■ REQUIREMENT ■
Please write out the whole listing that follows exactly; the pictures stay out.

■ PROVIDED RECORDS ■
----

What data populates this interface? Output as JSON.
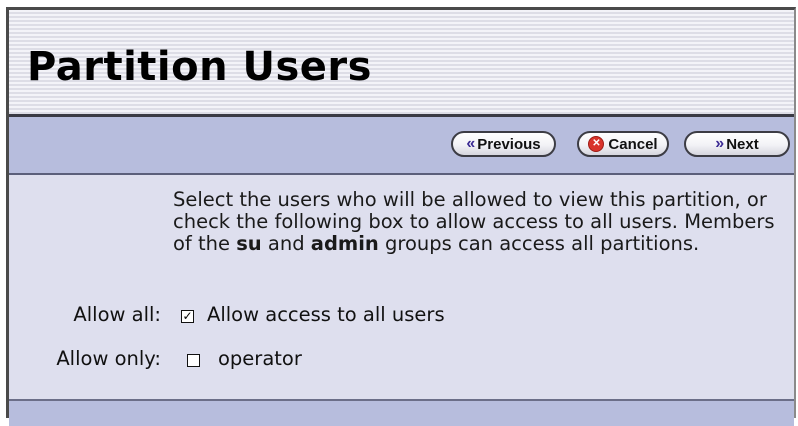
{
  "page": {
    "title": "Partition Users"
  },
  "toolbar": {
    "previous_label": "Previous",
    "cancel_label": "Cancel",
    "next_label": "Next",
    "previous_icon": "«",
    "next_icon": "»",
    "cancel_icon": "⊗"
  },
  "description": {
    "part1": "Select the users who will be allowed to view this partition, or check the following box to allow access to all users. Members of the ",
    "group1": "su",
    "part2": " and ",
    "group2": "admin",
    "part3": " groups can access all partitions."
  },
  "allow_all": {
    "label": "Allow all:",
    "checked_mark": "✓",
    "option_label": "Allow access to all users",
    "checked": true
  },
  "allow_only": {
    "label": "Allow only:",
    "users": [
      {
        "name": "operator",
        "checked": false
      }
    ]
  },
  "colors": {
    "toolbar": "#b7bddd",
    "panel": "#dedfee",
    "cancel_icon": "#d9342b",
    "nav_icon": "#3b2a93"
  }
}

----

■ SOLUTION TO THIS TASK ■
What data populates this interface? Output as JSON.
{
  "page": {
    "title": "Partition Users"
  },
  "toolbar": {
    "previous_label": "Previous",
    "cancel_label": "Cancel",
    "next_label": "Next",
    "previous_icon": "«",
    "next_icon": "»",
    "cancel_icon": "⊗"
  },
  "description": {
    "part1": "Select the users who will be allowed to view this partition, or check the following box to allow access to all users. Members of the ",
    "group1": "su",
    "part2": " and ",
    "group2": "admin",
    "part3": " groups can access all partitions."
  },
  "allow_all": {
    "label": "Allow all:",
    "checked_mark": "✓",
    "option_label": "Allow access to all users",
    "checked": true
  },
  "allow_only": {
    "label": "Allow only:",
    "users": [
      {
        "name": "operator",
        "checked": false
      }
    ]
  },
  "colors": {
    "toolbar": "#b7bddd",
    "panel": "#dedfee",
    "cancel_icon": "#d9342b",
    "nav_icon": "#3b2a93"
  }
}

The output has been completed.